What is Transcranial Magnetic Stimulation (TMS)?
Transcranial Magnetic Stimulation (TMS) is a non-invasive, non-pharmacologic neuromodulation technique that uses the magnetic field to stimulate or inhibit specific areas of the brain. A magnetic pulse can painlessly penetrate the treated person's skull and reach the cerebral cortex, inducing a stimulatory current capable of modulating the activity of neuron cells.
Depending on the chosen parameters for stimulation, the effect on the brain can be of two types:
Activation - induction/increase in the electrical activity of an otherwise inactive or hypoactive area;
Inhibition - reduction of the ongoing electrical activity in a given hyperactive area.
Several laboratory studies suggest that the modulation action of neuronal activity achieved by TMS is accomplished through enhancement and potentiation of Brain Derived Neurotrofic Factor (BDNF; an important factor involved in neuronal cell plasticity) activity through an action on its TrkB receptors, thus suggesting that the benefits obtained through this neuromodulation technique can be attributed to an improvement in brain plasticity.
Types of TMS
There are different types of TMS, to achieve the specific therapeutic goal set for each patient effectively:
Repetitive Transcranial Magnetic Stimulation (rTMS);
Theta Burst Stimulation (TBS);
Theta-Burst Multi Session Treatment (SNT);
Deep Transcranial Magnetic Stimulation (Deep TMS);
At Dr. Pallanti's Istituto di Neuroscienze, we operate on the full range of TMS for the treatment of psychiatric disorders. In addition, we are the only facility in Italy that makes use of Neuronavigation to localize the target of stimulation, thus succeeding in significantly increasing the precision of treatment.
Learn more about the features of different types of TMS offered by the Istituto di Neuroscienze.
The Theta Burst Stimulation Protocol ― A Breakthrough in Depression Treatment
The FDA (Food and Drug Administration) approved the Theta Burst Stimulation for the treatment of Major Depressive Disorder (MDD), which has opened promising new possibilities for treating cases of depression resistant to conventional therapies.
Access to treatments that require just a few minutes a day provides individuals with more opportunities for care and, as a result, significantly improves their quality of life.
What is the Theta Burst Stimulation protocol?
The Theta Burst Stimulation protocol is a new and promising method of administering Transcranial Magnetic Stimulation (TMS), which, in many cases, has proven to be more efficient and longer lasting than standard TMS. Unlike standard TMS, the Theta Burst Stimulation protocol uses a series of high-frequency magnetic pulses, allowing for more effective and long-lasting brain stimulation.
Thanks to the specific type of high-intensity magnetic stimulation used in the Theta Burst Stimulation protocol, treatment of symptoms generally takes less time, offering greater accessibility to care for patients in terms of cost and time required.

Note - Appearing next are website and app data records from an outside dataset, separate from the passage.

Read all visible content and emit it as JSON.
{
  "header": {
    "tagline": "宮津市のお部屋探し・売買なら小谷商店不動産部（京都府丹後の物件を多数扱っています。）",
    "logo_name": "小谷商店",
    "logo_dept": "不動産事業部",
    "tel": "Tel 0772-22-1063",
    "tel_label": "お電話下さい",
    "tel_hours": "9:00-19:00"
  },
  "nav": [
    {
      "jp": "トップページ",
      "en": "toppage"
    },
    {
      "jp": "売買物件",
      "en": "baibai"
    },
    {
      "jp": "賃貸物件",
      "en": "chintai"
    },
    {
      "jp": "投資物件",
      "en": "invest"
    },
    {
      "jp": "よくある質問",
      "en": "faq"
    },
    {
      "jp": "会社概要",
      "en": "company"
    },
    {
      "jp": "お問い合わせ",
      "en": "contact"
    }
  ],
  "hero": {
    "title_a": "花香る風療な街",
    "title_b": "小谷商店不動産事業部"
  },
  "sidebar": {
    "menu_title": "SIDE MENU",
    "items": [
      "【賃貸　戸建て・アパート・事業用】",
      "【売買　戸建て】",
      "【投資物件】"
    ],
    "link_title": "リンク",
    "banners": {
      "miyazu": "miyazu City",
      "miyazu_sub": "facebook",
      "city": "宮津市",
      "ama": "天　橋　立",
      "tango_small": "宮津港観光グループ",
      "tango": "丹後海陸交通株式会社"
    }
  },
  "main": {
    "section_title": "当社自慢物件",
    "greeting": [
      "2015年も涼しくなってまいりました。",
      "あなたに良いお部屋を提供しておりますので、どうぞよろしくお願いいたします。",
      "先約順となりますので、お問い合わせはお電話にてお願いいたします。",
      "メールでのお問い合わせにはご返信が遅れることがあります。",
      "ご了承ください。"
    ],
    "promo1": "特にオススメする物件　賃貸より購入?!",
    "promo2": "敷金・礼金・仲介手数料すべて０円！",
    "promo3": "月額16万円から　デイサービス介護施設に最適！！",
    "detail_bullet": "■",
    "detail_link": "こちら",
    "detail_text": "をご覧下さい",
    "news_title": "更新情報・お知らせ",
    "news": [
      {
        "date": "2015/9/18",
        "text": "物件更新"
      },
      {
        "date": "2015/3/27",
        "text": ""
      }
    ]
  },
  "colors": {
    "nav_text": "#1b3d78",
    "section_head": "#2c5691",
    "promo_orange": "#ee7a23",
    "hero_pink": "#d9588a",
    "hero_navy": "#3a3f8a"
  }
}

The efficacy of the Theta Burst Stimulation protocol
During the approval process of the Theta Burst Stimulation protocol, the FDA assessed its safety and efficacy through a clinical study involving 146 participants with Major Depressive Disorder (MDD), 80 of whom received a standard TMS protocol. In contrast, the other 66 received a Theta Burst protocol.
Data analysis from this study showed that the Theta Burst Stimulation protocol is as effective as standard TMS in reducing depression symptoms. Participants in both groups achieved statistically significant reductions in depression symptom scores, meeting the equivalence criteria required to approve the shorter Theta Burst Stimulation protocol.
How the Theta Burst Stimulation protocol works
The innovative Theta Burst Stimulation protocol ― available at Dr. Pallanti's Istituto di Neuroscienze ― uses a coil to stimulate or inhibit neurons in the cerebral cortex through consecutive sets of high-frequency magnetic pulses.
Through this kind of TMS, it is possible to provide two different types of protocol that are capable of achieving opposite effects on brain cells:
Continuous Theta Burst Stimulation (cTBS): capable of reducing brain activity of brain cortical regions of interest;
Intermittent Theta Burst Stimulation (iTBS): capable of increasing brain activity of brain cortical regions of interest.
Each therapy session lasts less than 5 minutes, and over a single day, 4-7 sessions can be performed, depending on the patient's needs. The typical initial treatment cycle requires at least 20 days of treatment. However, the overall duration of the treatment protocol may need to be adjusted according to the person's response and thus require an increase in total treatment sessions.
Since this therapy has no contraindications, generally, the more treatment sessions, the better the results; at the end of the initial treatment cycle, it is essential to schedule regular booster sessions to consolidate therapeutic progress and prevent relapses.
Advantages of the Theta Burst Stimulation protocol
Biennial course on Anxiety Disorders organized by the European College of Neuropsychopharmacology
A unique opportunity to expand your knowledge and experience in the field of Anxiety Disorders.
Dr. Stefano Pallanti will lecture on Neuromodulation Therapies during the 4th module of the course.